─── DATA EXCERPTS ───

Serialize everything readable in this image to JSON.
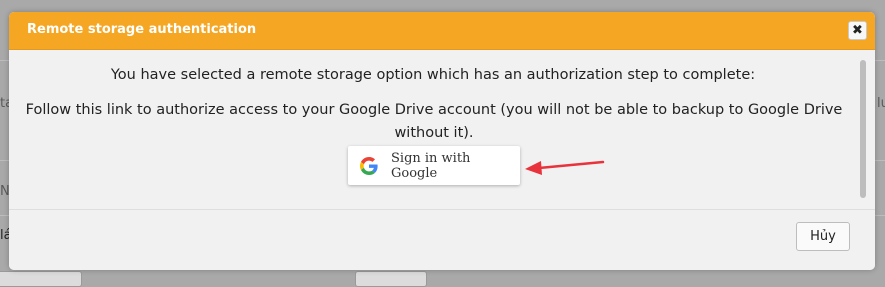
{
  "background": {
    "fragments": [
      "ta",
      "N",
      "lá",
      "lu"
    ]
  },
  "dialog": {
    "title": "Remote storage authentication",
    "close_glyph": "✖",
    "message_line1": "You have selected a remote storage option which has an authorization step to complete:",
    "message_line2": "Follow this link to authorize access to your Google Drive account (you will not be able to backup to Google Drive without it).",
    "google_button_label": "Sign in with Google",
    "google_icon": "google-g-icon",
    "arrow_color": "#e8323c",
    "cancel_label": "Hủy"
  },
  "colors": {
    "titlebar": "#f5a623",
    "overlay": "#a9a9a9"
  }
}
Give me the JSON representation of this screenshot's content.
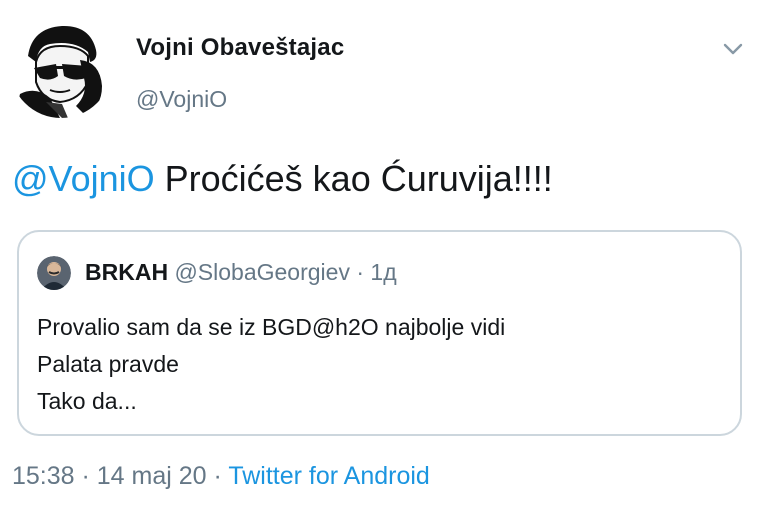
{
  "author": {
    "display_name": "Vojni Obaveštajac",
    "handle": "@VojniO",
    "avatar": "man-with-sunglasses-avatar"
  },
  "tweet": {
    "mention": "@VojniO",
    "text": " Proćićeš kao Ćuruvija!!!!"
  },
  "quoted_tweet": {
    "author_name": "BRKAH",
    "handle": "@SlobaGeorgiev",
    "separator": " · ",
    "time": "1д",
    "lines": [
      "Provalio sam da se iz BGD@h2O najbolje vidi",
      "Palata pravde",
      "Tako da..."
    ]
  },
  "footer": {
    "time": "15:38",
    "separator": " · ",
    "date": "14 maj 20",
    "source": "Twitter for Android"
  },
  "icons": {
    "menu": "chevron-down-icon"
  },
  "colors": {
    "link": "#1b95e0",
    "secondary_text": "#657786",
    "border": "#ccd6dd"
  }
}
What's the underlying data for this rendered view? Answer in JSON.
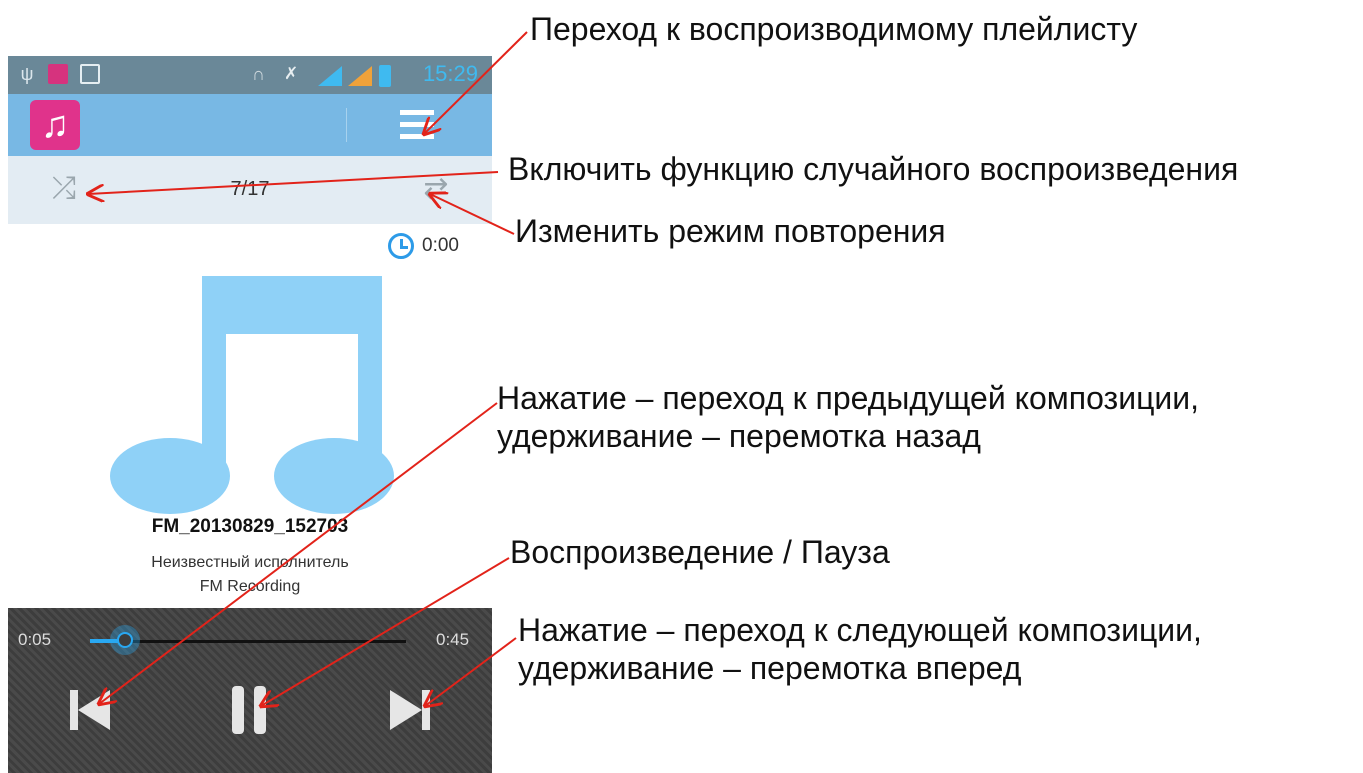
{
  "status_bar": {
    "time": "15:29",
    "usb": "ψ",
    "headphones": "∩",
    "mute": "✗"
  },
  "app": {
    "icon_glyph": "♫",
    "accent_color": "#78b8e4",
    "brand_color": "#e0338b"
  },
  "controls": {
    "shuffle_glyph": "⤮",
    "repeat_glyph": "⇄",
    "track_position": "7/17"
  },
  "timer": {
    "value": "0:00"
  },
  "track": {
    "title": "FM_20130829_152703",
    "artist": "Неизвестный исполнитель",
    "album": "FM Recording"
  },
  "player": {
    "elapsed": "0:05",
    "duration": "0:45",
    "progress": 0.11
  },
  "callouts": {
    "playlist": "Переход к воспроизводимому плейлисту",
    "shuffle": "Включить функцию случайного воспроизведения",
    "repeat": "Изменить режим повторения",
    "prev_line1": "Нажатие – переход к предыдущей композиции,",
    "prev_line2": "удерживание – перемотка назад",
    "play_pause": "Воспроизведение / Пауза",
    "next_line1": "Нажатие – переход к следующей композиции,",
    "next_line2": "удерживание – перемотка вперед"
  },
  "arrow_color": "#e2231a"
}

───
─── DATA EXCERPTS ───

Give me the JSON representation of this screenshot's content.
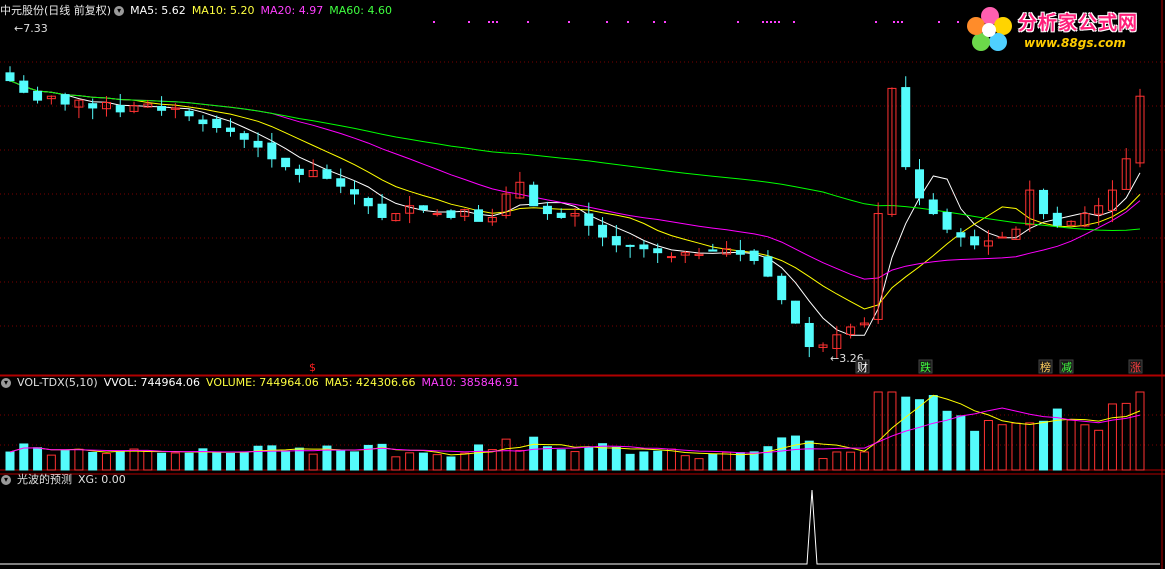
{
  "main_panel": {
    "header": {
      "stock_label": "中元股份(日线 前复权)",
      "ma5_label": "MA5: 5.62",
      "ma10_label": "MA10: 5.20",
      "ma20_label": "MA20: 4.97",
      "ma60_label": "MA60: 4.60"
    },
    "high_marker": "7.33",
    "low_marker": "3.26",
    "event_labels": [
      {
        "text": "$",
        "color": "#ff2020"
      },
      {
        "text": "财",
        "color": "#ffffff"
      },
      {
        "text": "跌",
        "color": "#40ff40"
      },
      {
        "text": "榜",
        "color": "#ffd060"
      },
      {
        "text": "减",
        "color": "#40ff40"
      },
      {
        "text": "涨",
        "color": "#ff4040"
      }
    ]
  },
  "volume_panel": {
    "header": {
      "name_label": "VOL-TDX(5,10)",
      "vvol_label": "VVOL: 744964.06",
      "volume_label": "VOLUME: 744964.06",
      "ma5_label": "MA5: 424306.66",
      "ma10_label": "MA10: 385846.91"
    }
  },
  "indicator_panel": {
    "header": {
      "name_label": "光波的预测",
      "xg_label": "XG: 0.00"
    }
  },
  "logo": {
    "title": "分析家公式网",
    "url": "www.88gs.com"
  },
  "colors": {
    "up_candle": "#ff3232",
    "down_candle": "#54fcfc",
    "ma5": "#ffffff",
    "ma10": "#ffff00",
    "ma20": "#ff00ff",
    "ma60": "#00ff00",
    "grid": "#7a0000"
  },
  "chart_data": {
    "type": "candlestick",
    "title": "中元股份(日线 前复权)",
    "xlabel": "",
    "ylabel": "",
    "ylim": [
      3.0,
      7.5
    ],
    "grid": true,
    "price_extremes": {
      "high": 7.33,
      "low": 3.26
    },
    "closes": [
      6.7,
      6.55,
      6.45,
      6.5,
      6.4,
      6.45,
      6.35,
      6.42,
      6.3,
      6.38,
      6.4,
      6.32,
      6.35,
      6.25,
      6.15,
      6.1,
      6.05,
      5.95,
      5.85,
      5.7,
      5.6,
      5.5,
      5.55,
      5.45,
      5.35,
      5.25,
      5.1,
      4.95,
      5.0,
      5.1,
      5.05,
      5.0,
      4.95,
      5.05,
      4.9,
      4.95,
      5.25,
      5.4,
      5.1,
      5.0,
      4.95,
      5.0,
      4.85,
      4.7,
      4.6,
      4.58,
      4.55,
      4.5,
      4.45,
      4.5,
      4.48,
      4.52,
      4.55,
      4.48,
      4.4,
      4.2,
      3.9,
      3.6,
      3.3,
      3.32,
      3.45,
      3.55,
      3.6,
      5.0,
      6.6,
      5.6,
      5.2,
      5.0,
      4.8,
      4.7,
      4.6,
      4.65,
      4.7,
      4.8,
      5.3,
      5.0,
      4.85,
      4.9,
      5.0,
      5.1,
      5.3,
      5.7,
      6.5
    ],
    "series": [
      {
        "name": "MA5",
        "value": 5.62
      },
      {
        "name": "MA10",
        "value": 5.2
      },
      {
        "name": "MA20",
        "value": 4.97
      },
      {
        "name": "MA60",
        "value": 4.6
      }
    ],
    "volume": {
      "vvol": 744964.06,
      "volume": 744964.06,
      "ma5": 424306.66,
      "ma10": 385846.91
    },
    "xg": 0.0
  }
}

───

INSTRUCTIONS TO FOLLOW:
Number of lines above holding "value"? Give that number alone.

EXERCISE RESULT:
5